Home - Andy’s Raspberry Pi Teaching Resources

This set of pages is about setting up a Raspberry Pi with the aim of using it to make learning programming fun. 

The initial set of exercises are about using the Pi General Purpose Input/Output (GPIO or I/O) pins to drive external components eg LEDs and solenoids. The exercises were devised by Andy Austen and Pete Andrew to be used at IT After School Clubs for KS3 and KS4 school pupils.

Initial set up of the Pi
For general Pi related information eg for getting the Pi started from out-of-the-box, please look at the official Pi site:

This is a useful quick start guide:

Programming environment
Once the Pi is booted up see the following programming environment document for the recommended way to edit and run the code shown in the following exercises. It shows the Traffic Light Board as an example.

Links to Exercise Resources
Note: all these have been used at after school clubs
Traffic Light Board
Two Tin Clonker
Eight LEDs on prototype board
BerryClip Board

The Pi can supply enough power to light up several LEDs but if more power is needed - to drive for example a solenoid or motor - then it is necessary use an external power supply. Electronics in the form of a transistor or a chip are needed to switch the power on and off under the control of the I/O pins. This is how computers and microprocessors control devices in the real world eg car fuel injection systems, CNC lathes, traffic lights, robots etc
There are lots of sites selling electronic components. This one has a section for Pi related items:
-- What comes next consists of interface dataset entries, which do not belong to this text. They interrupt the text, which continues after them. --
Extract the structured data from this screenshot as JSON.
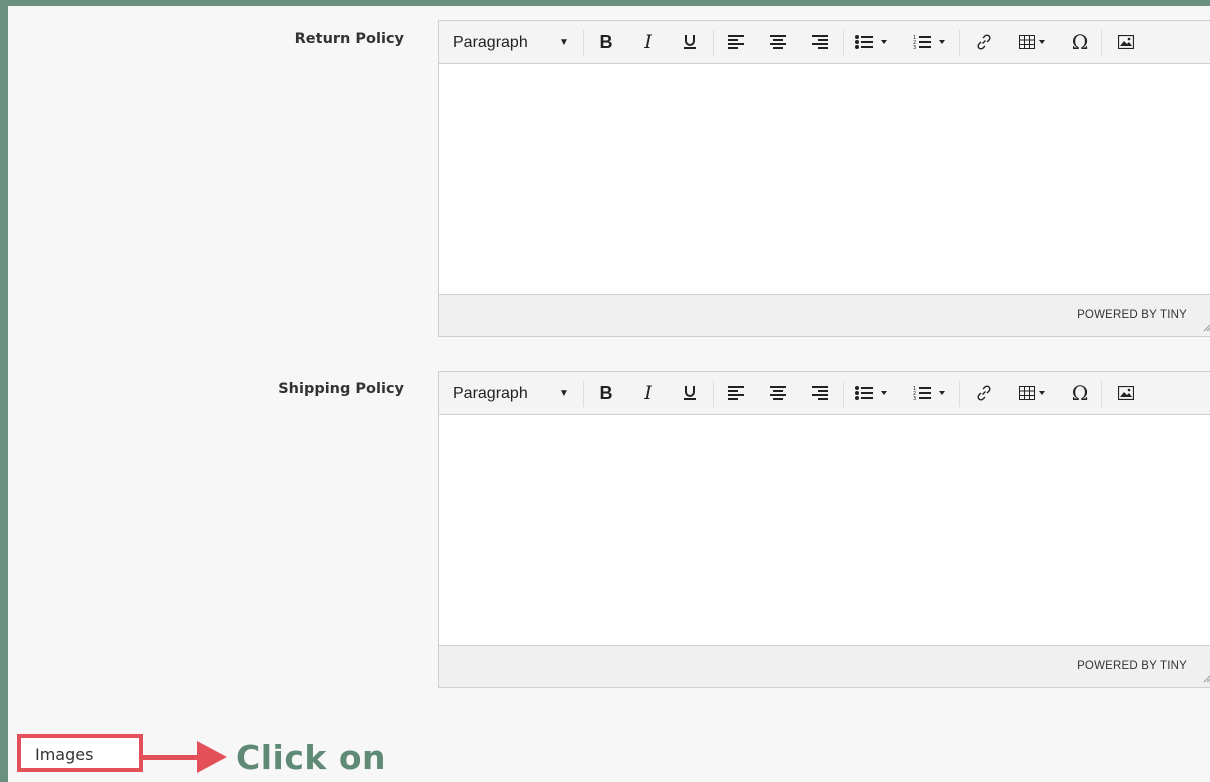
{
  "fields": [
    {
      "label": "Return Policy",
      "format_select": "Paragraph",
      "footer_text": "POWERED BY TINY"
    },
    {
      "label": "Shipping Policy",
      "format_select": "Paragraph",
      "footer_text": "POWERED BY TINY"
    }
  ],
  "toolbar_icons": [
    "bold-icon",
    "italic-icon",
    "underline-icon",
    "align-left-icon",
    "align-center-icon",
    "align-right-icon",
    "bullet-list-icon",
    "numbered-list-icon",
    "link-icon",
    "table-icon",
    "special-character-icon",
    "image-icon"
  ],
  "images_tab": {
    "label": "Images"
  },
  "annotation": {
    "text": "Click on"
  },
  "colors": {
    "frame": "#6c9080",
    "highlight": "#e4505a",
    "annotation_text": "#5e8a76"
  }
}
Sample Projects
Once the basics have been mastered, what next? Here's a few examples using a Pi to control external components; it's not all about the hardware, but it gives a purpose to learning how to program a computer to control it.

Toy Robot Arm

Sound helps for this one as the movement isn't very obvious

Snare Drum

Joystick Controlling LEDs

Milk Bottle Xylophone

Pete's solenoid sequencer

Hohner Xylophone.AVI

Sawblade Gong